> _STORED DATA_:
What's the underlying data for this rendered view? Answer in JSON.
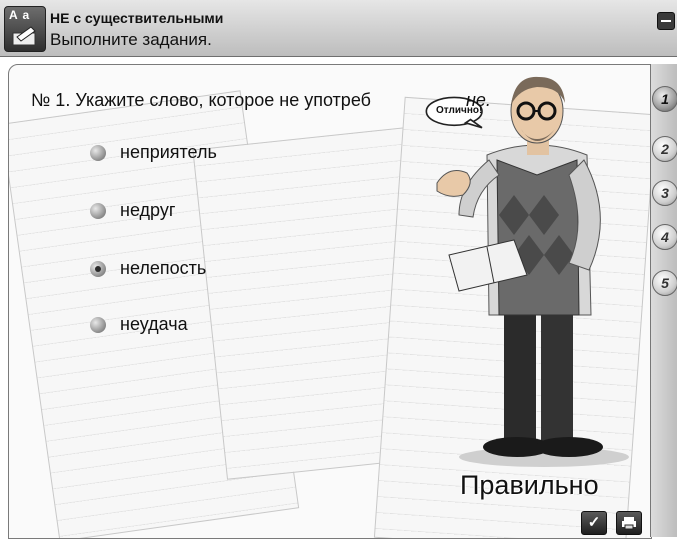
{
  "header": {
    "title": "НЕ с существительными",
    "subtitle": "Выполните задания.",
    "logo_label": "A a"
  },
  "question": {
    "prefix": "№ 1. Укажите слово, которое не употреб",
    "suffix": "не."
  },
  "options": [
    {
      "label": "неприятель",
      "selected": false
    },
    {
      "label": "недруг",
      "selected": false
    },
    {
      "label": "нелепость",
      "selected": true
    },
    {
      "label": "неудача",
      "selected": false
    }
  ],
  "speech_bubble": "Отлично!",
  "result": "Правильно",
  "task_numbers": [
    "1",
    "2",
    "3",
    "4",
    "5"
  ],
  "active_task": "1",
  "buttons": {
    "check_icon": "check-icon",
    "print_icon": "printer-icon"
  },
  "colors": {
    "header_bg": "#cfcfcf",
    "panel_bg": "#fafafa",
    "rail_bg": "#cccccc"
  }
}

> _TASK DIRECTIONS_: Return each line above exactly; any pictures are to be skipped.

> _TASK OUTPUT_:
What's the underlying data for this rendered view? Answer in JSON.
{
  "header": {
    "title": "НЕ с существительными",
    "subtitle": "Выполните задания.",
    "logo_label": "A a"
  },
  "question": {
    "prefix": "№ 1. Укажите слово, которое не употреб",
    "suffix": "не."
  },
  "options": [
    {
      "label": "неприятель",
      "selected": false
    },
    {
      "label": "недруг",
      "selected": false
    },
    {
      "label": "нелепость",
      "selected": true
    },
    {
      "label": "неудача",
      "selected": false
    }
  ],
  "speech_bubble": "Отлично!",
  "result": "Правильно",
  "task_numbers": [
    "1",
    "2",
    "3",
    "4",
    "5"
  ],
  "active_task": "1",
  "buttons": {
    "check_icon": "check-icon",
    "print_icon": "printer-icon"
  },
  "colors": {
    "header_bg": "#cfcfcf",
    "panel_bg": "#fafafa",
    "rail_bg": "#cccccc"
  }
}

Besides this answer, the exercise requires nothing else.